THE question of “will he, won’t he?” that has been hanging in the air over former Prime Minister Dr Hubert Minnis has been answered.
The announcement came on Friday, but the emotion came yesterday.
It was at a church service to celebrate 50 years of the Free National Movement that Dr Minnis became emotional during his speech.
Having confirmed on Friday that he would not nominate for the leadership nor allow his name to be placed in nomination, yesterday was a moment to speak to those who had supported him in the party.
It was enough to bring Dr Minnis to tears as he thanked his wife and family – and pledged to support the party as an MP and a former leader of the country.
He said: “It has been an extraordinary privilege to serve our country as Prime Minister and as Member of Parliament.”
There was a personal note too as he said: “We all need God’s grace. Where I have made mistakes I ask for your forgiveness. I am not perfect and I never will be.
“To the Bahamian people, I say a warm and heartfelt thank you for my time being your Prime Minister. You, the Bahamian people, are a strong, hard-working and resilient people. Hurricane Dorian did not break you, the pandemic has not broken you, your trust in God has brought us this far.”
It is the right thing to do. The party was overwhelmingly rejected by the electorate in the General Election. Dr Minnis led the party, he called the election in a hope of continuing as Prime Minister, and was told no by voters.
The FNM needs a change, a new leader, and a future that shows voters in the next election that the party is different from the one that was so roundly rejected.
We hope though that his voice does not disappear from the political arena. His experience as a doctor and as a leader in the fight against COVID is particularly relevant as we continue to tackle the pandemic.

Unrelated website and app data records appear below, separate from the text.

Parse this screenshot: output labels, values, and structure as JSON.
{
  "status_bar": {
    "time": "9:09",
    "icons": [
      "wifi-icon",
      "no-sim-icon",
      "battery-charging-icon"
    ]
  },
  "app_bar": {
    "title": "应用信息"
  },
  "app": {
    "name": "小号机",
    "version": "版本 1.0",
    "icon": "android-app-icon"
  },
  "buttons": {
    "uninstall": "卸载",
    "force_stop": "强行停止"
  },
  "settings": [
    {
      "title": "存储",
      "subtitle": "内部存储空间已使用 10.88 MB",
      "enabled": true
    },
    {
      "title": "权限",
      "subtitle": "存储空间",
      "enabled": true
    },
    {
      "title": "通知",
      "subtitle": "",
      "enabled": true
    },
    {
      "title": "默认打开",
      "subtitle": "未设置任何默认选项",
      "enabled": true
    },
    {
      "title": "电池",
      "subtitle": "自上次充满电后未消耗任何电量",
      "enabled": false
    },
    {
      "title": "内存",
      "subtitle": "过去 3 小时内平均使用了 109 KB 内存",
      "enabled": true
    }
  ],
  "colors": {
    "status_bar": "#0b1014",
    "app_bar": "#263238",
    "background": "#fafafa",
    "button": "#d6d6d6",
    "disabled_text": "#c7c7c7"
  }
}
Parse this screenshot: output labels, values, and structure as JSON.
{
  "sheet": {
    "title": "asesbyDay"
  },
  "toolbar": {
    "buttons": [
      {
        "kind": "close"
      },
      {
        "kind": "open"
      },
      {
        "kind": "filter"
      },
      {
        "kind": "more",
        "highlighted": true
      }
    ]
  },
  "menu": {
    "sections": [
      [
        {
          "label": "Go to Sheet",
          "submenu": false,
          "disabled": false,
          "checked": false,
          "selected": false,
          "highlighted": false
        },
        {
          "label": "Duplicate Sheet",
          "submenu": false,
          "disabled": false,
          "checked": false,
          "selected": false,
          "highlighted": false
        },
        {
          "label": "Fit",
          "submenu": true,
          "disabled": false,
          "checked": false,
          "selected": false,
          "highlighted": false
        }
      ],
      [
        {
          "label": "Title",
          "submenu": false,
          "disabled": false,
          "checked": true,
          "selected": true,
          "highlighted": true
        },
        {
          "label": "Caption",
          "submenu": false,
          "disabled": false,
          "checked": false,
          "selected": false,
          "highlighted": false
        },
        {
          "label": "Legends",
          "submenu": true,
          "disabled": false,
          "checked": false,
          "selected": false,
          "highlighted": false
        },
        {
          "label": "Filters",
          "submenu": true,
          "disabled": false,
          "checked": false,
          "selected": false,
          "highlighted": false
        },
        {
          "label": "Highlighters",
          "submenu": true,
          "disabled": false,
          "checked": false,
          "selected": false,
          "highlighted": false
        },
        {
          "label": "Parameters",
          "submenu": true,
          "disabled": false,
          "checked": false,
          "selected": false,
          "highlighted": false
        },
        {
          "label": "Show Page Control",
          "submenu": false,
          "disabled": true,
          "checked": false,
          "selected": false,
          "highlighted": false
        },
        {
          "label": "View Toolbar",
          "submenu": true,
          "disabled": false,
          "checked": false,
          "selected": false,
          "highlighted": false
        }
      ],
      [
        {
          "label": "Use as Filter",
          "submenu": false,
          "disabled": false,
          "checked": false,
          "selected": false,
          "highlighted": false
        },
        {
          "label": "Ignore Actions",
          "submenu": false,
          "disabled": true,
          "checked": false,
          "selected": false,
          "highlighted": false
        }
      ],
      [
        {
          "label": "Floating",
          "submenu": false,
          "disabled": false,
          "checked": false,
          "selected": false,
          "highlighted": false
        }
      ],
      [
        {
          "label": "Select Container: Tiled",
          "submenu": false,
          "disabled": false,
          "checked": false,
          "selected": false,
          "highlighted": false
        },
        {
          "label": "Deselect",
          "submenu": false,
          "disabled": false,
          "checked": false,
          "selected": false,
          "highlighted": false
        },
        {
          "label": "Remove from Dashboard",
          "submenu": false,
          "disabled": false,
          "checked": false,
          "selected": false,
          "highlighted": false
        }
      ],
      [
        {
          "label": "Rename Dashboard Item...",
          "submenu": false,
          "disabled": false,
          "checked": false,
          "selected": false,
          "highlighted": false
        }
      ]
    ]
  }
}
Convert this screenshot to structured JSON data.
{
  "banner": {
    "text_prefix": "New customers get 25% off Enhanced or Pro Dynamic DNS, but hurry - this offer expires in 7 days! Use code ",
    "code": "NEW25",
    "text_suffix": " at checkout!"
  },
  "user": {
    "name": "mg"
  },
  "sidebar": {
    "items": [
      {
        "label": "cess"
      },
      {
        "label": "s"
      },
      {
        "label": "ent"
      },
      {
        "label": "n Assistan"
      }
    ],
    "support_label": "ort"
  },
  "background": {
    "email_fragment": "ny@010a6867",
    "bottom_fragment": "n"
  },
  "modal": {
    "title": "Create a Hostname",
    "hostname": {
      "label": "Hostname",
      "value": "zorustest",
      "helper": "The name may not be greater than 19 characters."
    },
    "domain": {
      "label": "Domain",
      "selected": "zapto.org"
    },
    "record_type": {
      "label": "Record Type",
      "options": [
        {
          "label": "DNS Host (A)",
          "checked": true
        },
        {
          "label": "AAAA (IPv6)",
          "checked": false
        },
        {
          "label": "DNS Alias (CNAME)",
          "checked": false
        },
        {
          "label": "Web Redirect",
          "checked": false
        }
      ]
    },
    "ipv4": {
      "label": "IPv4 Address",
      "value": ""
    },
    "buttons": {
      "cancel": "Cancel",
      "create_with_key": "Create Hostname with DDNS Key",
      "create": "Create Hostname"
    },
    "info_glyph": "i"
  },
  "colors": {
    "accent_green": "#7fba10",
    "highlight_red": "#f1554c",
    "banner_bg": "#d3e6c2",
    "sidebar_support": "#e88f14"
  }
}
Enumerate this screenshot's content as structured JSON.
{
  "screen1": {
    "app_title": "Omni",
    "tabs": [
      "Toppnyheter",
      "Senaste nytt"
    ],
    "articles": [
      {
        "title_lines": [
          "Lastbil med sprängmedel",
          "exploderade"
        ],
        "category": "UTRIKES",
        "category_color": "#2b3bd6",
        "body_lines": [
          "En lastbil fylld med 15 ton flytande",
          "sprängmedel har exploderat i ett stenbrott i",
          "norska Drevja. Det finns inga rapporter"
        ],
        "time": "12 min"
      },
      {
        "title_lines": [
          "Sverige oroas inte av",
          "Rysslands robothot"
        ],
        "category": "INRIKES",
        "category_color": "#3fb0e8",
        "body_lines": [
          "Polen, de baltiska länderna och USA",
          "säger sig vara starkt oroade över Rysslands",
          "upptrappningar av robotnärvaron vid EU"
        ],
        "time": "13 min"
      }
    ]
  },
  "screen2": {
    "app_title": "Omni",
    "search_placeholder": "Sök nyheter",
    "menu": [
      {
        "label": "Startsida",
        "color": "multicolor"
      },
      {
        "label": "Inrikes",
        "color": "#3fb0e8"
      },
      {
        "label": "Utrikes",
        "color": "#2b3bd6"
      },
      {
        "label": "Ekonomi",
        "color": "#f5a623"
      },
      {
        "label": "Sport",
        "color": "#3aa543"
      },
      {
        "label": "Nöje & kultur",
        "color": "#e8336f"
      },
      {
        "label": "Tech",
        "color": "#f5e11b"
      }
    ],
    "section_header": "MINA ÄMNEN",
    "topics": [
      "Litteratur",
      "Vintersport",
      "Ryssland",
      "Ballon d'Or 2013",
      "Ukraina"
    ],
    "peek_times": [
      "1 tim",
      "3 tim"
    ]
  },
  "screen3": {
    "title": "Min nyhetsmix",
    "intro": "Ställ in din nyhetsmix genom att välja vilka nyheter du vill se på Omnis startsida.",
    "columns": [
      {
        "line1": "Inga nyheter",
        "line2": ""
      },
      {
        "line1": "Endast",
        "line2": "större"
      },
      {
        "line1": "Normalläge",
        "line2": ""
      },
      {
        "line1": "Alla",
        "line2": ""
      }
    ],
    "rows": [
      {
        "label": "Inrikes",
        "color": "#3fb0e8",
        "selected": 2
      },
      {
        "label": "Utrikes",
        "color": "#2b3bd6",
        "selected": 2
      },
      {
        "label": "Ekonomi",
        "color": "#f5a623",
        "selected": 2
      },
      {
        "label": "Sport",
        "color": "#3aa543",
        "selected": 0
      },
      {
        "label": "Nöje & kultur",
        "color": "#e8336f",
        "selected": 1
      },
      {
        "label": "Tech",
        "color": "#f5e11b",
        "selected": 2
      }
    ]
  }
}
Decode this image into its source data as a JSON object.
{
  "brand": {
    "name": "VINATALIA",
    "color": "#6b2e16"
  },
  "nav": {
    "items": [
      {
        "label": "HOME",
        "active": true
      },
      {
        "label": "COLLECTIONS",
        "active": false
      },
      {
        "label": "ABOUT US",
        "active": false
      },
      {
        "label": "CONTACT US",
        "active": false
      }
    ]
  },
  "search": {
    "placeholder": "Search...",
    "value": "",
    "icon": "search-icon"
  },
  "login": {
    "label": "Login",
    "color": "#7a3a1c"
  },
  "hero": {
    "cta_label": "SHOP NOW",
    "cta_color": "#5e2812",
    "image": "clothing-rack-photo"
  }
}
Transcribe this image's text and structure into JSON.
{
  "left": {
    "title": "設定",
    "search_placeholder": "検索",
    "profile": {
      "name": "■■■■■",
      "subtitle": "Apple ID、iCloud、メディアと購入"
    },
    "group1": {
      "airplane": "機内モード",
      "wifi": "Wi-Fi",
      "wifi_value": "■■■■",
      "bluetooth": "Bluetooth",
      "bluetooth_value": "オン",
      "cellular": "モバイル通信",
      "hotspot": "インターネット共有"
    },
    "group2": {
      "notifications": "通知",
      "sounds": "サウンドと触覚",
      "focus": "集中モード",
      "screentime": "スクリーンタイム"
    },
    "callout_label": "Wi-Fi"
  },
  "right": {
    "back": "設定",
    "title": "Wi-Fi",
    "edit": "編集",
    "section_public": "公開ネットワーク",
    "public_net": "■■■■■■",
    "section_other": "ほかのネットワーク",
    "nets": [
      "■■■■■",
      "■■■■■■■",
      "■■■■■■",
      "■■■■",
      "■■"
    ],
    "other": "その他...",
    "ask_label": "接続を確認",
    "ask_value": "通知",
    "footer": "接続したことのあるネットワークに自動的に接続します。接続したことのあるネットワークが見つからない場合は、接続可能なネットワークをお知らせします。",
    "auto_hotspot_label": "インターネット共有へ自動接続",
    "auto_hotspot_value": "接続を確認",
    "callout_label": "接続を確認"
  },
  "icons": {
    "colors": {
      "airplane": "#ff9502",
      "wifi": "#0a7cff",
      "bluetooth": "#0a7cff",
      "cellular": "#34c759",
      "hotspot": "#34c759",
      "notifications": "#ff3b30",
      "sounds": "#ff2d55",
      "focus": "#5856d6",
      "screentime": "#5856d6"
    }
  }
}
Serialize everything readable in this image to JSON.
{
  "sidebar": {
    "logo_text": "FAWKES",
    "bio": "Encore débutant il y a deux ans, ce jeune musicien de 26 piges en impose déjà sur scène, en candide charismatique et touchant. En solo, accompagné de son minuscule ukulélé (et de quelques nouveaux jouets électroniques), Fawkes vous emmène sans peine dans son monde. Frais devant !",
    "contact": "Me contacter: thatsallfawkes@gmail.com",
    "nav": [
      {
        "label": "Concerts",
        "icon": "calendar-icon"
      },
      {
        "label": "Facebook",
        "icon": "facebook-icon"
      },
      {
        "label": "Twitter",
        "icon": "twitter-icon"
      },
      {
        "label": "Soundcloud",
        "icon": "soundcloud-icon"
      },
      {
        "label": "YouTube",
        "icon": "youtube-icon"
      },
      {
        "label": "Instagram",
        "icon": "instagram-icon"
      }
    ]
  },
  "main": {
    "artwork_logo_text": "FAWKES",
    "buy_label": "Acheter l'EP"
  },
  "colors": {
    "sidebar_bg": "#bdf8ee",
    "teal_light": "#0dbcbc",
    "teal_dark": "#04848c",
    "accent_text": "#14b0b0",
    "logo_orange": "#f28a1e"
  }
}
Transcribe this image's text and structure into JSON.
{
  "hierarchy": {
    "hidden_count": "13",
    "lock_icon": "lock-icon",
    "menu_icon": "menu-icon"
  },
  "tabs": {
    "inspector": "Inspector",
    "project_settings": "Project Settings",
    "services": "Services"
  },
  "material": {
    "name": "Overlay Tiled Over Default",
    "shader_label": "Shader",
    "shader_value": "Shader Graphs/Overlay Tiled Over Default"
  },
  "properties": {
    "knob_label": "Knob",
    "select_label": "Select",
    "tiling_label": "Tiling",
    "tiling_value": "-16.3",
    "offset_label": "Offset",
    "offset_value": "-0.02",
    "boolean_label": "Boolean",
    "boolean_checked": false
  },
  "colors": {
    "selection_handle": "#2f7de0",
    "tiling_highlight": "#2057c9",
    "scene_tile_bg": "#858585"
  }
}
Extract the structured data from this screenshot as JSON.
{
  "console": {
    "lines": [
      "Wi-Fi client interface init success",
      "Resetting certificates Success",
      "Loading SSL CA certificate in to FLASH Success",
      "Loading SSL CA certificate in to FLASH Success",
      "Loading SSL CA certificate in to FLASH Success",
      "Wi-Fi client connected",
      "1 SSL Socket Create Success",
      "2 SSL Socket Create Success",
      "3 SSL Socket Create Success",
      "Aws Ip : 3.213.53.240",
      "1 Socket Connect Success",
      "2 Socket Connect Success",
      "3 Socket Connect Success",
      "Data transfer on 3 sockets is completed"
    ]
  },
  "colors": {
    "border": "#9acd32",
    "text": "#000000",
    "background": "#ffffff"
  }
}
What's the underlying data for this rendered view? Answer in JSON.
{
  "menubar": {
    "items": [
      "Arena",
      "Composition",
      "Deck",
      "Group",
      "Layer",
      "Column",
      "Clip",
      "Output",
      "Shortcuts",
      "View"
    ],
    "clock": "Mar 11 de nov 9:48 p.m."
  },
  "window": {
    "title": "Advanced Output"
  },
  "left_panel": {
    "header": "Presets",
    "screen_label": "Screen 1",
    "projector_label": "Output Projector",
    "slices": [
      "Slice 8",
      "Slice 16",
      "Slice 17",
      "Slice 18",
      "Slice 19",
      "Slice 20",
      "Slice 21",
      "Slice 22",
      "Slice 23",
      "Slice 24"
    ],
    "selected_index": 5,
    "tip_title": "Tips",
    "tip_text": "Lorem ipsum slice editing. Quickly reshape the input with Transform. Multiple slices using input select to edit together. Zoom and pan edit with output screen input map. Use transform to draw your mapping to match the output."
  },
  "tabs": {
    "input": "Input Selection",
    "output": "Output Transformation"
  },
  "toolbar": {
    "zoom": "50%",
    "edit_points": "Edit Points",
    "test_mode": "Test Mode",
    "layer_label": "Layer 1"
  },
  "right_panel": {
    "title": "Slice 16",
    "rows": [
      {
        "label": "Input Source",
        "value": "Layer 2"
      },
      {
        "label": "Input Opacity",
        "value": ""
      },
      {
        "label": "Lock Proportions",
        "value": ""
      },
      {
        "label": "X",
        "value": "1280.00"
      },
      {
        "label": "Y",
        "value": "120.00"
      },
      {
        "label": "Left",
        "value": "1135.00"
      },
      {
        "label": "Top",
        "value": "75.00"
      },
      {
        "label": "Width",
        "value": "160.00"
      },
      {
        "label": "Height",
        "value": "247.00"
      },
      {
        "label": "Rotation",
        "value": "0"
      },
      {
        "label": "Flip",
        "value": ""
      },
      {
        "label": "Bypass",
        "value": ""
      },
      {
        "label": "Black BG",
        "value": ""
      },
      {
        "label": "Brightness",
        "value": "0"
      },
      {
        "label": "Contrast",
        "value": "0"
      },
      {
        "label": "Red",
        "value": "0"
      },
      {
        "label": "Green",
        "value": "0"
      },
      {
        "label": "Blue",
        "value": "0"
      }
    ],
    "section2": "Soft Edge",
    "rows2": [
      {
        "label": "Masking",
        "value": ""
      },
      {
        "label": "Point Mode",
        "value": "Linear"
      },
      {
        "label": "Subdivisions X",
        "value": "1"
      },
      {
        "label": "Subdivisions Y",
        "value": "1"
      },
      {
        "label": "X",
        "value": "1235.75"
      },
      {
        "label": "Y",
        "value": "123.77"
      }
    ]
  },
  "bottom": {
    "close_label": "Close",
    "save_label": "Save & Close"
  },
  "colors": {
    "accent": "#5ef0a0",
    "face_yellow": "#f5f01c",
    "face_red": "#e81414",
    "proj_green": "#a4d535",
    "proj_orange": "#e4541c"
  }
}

He has indicated a willingness to help his successor “in whatever role is assigned to me”, and that is a good thing.
It is notable that another former Prime Minister, Hubert Ingraham, has also said that he feels his advice was not wanted or appreciated by the FNM over the past few years.
We hope whoever steps into both of their shoes is strong enough to know when to ask for advice and not to feel overshadowed by those who went before them.
In the end, though, Dr Minnis is departing with grace and we applaud him for doing so. He could have fought on, he could even have lost in a leadership race and bowed out without the dignity he has retained. Ultimately, he has done the right thing, not just for him, but for his party. His successor must look to do the right thing too – for the nation.
One of the issues during the last administration raised regularly by this column was the way in which a number of senior police officers were treated – pushed off on forced vacation leave only to come back to find themselves in new roles that looked designed to sideline them.
Two of those officers – ACP Clayton Fernander and ACP Leamond Deleveaux – talked candidly about their experiences on Friday, saying it was “not easy”. ACP Fernander said: “I pray to God that what has happened to myself, ACP Strachan and ACP Deleveaux, I pray to God that it never happens to none of my colleagues – the disrespect.”
ACP Deleveaux agreed, saying: “What happened to us I believe should never happen to any other senior officer anywhere in the Commonwealth of The Bahamas.”
The officers are now back on the job, bringing with them the years of experience that they have amassed between them.
Something always seemed wrong about the way their roles were being handled, and this column was not afraid to say so.
The whole picture of why these officers were sidelined has never been made clear, with former National Security Minister Marvin Dames far from forthcoming on the matter.
Indeed, in a different case, over at the prison, the most he would say over allegations by senior corrections officers Don Cleare and Bernadette Thompson-Murray that they were forced to take vacation leave to make room for the appointment of Charles Murphy as Commissioner of Corrections is that the “facts will eventually come out and we will see what happens from there”.
The facts never did, but an election happened and now Mr Murphy has been put on leave and Mr Cleare and Mrs Thompson-Murray reinstated, with Mr Cleare taking up Mr Murphy’s role on an acting basis.
If these police officers are right in saying this should never happen again, then it should never happen under either administration. So what is happening with Mr Murphy, placed on leave by a National Security Minister in Wayne Munroe who once represented the pair who have been reinstated?
Our public service – be it in uniform or in government offices – should not be dogged by questions such as this, but where it is the answers should be clear and transparent. So far, it has been anything but that.